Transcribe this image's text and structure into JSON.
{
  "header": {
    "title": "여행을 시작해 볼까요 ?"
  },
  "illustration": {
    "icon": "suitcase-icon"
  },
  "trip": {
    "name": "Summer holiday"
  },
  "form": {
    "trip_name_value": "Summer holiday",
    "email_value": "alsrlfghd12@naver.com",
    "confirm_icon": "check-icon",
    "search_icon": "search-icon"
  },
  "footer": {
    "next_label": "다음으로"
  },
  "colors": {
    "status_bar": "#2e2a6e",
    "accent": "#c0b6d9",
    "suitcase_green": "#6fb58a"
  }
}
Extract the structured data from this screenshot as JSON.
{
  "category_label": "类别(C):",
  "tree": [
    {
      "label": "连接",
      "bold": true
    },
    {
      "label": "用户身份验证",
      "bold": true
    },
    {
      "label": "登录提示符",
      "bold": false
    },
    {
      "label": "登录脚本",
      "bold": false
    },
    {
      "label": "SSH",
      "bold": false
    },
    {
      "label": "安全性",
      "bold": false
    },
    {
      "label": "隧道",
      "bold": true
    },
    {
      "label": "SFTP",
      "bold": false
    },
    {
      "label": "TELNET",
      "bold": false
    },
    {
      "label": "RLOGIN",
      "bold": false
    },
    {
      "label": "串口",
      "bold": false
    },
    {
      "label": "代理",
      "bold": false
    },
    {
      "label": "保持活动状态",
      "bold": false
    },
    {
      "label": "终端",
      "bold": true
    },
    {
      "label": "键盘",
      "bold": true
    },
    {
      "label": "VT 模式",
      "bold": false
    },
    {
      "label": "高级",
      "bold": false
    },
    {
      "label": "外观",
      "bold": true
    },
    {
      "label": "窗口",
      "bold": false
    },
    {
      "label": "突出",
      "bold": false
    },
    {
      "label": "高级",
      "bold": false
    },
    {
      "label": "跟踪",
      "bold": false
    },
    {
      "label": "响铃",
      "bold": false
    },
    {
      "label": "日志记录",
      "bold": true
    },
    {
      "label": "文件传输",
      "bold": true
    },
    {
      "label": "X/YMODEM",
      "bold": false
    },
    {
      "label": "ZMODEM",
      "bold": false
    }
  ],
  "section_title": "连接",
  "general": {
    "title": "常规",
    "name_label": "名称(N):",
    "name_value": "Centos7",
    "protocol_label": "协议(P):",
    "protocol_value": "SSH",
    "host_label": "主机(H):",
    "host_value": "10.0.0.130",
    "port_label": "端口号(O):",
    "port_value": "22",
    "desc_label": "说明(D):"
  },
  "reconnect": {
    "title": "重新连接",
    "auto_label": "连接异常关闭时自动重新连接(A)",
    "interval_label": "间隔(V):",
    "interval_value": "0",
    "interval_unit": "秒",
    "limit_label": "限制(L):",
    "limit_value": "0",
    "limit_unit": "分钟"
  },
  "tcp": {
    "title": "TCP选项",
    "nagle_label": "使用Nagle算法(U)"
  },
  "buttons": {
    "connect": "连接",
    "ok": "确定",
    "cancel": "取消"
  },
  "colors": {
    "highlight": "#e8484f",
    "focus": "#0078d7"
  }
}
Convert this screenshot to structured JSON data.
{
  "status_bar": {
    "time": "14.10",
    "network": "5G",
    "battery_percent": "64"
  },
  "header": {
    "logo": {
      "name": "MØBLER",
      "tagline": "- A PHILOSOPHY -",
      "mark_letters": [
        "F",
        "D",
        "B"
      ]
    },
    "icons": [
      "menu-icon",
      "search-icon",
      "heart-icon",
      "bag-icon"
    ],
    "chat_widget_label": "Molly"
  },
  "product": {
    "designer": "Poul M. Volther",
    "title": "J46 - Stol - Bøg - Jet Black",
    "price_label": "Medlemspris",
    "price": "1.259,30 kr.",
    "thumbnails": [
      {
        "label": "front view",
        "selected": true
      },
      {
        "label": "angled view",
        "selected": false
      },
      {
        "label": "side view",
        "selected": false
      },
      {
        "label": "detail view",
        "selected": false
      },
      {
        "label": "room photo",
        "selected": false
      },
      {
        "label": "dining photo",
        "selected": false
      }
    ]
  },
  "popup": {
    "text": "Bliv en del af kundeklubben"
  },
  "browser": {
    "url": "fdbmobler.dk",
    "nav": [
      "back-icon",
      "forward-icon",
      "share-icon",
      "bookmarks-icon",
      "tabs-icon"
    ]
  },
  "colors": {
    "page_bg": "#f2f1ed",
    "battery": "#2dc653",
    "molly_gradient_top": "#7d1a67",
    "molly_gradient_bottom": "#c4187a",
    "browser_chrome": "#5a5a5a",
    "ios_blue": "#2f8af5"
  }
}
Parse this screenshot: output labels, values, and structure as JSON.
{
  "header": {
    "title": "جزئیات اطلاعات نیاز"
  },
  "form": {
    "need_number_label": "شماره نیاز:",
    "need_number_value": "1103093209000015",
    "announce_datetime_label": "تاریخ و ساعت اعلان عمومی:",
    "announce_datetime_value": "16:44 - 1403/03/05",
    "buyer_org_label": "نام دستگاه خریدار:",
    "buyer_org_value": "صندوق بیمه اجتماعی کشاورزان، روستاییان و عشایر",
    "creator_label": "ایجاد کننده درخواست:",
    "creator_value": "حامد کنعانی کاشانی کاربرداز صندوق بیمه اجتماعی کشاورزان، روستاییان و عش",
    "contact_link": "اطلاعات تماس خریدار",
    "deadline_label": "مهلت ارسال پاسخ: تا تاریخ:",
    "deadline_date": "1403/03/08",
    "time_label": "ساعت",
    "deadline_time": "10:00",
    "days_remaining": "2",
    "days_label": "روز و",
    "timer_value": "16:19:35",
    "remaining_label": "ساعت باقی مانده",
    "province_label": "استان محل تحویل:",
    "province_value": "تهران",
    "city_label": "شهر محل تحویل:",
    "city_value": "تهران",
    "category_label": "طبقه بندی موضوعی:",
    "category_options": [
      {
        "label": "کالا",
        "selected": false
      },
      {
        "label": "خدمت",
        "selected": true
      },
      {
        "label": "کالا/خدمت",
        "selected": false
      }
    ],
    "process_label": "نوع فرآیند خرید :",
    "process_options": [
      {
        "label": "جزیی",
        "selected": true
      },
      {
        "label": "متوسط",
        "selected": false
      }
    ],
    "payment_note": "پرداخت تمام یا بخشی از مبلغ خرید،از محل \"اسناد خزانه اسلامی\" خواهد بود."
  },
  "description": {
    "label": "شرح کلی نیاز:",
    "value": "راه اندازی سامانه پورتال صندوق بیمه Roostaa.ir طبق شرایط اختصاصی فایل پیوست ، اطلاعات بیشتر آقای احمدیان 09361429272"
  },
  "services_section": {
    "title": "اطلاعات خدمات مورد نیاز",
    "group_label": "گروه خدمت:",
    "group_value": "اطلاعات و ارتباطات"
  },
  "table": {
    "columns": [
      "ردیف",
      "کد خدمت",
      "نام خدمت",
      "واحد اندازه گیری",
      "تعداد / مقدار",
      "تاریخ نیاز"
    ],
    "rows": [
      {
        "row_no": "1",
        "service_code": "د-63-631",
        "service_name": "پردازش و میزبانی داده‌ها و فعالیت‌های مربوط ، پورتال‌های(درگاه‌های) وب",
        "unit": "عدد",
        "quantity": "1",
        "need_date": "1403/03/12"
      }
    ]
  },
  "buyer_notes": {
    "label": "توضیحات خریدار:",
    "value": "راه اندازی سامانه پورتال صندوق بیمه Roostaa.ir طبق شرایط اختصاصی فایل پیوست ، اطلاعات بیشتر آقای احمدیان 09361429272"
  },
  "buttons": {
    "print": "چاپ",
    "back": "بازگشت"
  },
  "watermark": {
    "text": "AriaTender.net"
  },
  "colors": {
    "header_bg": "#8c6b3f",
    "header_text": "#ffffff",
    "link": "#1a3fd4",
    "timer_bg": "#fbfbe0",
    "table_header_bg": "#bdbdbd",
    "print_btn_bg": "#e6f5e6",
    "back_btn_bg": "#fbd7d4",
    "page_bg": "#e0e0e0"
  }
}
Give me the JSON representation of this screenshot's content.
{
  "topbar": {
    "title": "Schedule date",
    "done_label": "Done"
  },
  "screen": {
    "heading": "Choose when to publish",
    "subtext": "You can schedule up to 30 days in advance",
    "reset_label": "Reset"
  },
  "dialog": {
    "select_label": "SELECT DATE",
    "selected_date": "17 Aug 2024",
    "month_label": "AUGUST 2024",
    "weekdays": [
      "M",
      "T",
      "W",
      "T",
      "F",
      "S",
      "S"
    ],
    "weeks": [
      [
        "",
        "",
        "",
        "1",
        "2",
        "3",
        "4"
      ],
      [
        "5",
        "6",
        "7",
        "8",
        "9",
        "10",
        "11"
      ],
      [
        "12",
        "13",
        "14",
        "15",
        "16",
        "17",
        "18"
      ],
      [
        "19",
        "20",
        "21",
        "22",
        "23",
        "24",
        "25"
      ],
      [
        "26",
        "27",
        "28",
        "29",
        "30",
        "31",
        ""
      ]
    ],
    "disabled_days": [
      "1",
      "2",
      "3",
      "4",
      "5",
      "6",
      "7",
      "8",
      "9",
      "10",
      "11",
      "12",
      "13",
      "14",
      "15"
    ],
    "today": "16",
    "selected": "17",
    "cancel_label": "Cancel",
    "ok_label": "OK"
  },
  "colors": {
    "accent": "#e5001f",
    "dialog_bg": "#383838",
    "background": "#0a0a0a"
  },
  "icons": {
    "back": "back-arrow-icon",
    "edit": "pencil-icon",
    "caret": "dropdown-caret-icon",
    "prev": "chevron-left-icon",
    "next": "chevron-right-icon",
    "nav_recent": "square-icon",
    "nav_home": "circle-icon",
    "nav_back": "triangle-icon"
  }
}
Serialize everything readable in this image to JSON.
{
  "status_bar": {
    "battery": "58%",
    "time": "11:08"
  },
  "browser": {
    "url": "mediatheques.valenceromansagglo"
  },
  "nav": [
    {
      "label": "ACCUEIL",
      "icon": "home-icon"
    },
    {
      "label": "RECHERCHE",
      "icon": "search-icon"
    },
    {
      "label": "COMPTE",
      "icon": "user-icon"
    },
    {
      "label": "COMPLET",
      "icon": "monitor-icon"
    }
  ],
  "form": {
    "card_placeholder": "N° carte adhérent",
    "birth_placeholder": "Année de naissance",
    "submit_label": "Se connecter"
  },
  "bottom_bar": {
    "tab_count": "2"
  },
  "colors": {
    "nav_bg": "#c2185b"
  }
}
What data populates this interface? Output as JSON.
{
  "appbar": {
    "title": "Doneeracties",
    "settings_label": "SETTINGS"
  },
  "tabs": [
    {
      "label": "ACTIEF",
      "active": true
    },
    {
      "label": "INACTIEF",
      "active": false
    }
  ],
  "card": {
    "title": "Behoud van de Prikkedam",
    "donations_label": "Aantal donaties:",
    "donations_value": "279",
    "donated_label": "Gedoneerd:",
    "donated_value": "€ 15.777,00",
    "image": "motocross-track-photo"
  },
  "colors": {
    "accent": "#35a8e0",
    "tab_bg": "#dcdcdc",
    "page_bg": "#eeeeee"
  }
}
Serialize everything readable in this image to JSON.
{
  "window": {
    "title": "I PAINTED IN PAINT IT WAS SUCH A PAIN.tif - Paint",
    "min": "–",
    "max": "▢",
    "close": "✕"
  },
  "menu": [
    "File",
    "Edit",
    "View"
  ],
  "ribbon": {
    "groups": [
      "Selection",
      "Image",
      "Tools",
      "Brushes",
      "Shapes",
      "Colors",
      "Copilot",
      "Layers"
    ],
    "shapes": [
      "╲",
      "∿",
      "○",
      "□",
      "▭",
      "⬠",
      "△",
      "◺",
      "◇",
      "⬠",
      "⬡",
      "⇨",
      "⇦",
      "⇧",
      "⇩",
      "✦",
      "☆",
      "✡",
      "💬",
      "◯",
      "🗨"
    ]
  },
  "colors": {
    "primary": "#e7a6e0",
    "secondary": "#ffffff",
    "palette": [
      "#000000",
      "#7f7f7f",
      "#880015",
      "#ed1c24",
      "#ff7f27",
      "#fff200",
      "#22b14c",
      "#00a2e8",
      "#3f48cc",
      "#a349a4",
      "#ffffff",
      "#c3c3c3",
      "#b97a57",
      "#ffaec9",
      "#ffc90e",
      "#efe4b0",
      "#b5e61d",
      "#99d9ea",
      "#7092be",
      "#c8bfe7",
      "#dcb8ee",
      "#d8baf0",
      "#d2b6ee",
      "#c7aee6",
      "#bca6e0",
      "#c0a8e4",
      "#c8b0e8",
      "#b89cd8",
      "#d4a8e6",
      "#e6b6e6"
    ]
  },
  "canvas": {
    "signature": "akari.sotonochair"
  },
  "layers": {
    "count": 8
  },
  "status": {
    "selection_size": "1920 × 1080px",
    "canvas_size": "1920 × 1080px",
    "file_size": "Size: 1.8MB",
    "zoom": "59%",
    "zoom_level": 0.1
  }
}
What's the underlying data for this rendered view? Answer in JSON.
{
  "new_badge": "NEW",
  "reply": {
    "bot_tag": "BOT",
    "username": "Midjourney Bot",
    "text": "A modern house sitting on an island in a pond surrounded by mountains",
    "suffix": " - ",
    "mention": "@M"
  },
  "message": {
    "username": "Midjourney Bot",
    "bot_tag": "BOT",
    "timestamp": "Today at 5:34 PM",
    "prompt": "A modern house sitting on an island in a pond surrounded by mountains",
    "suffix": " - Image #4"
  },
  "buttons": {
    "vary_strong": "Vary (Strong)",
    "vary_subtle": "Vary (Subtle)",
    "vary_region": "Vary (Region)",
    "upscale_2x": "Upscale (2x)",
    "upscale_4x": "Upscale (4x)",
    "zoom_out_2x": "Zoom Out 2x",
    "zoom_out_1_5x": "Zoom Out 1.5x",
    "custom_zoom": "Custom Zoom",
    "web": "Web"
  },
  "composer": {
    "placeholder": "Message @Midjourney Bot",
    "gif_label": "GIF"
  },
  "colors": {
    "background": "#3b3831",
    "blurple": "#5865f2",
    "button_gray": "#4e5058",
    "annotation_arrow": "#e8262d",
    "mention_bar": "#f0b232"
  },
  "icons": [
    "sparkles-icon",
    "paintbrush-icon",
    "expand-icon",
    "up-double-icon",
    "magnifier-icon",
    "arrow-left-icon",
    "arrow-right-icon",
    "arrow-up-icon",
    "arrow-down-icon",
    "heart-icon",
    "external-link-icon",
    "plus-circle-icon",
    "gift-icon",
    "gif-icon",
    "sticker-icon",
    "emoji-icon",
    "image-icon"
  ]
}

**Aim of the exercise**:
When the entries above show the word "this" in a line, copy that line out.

**Expected answer**:
Transcribe this image's text and structure into JSON.
Extract the structured data from this screenshot as JSON.
Convert this screenshot to structured JSON data.
Parse this screenshot: output labels, values, and structure as JSON.
Give me the JSON representation of this screenshot's content.
Serialize everything readable in this image to JSON.
What data populates this interface? Output as JSON.
Serialize everything readable in this image to JSON.
What's the underlying data for this rendered view? Answer in JSON.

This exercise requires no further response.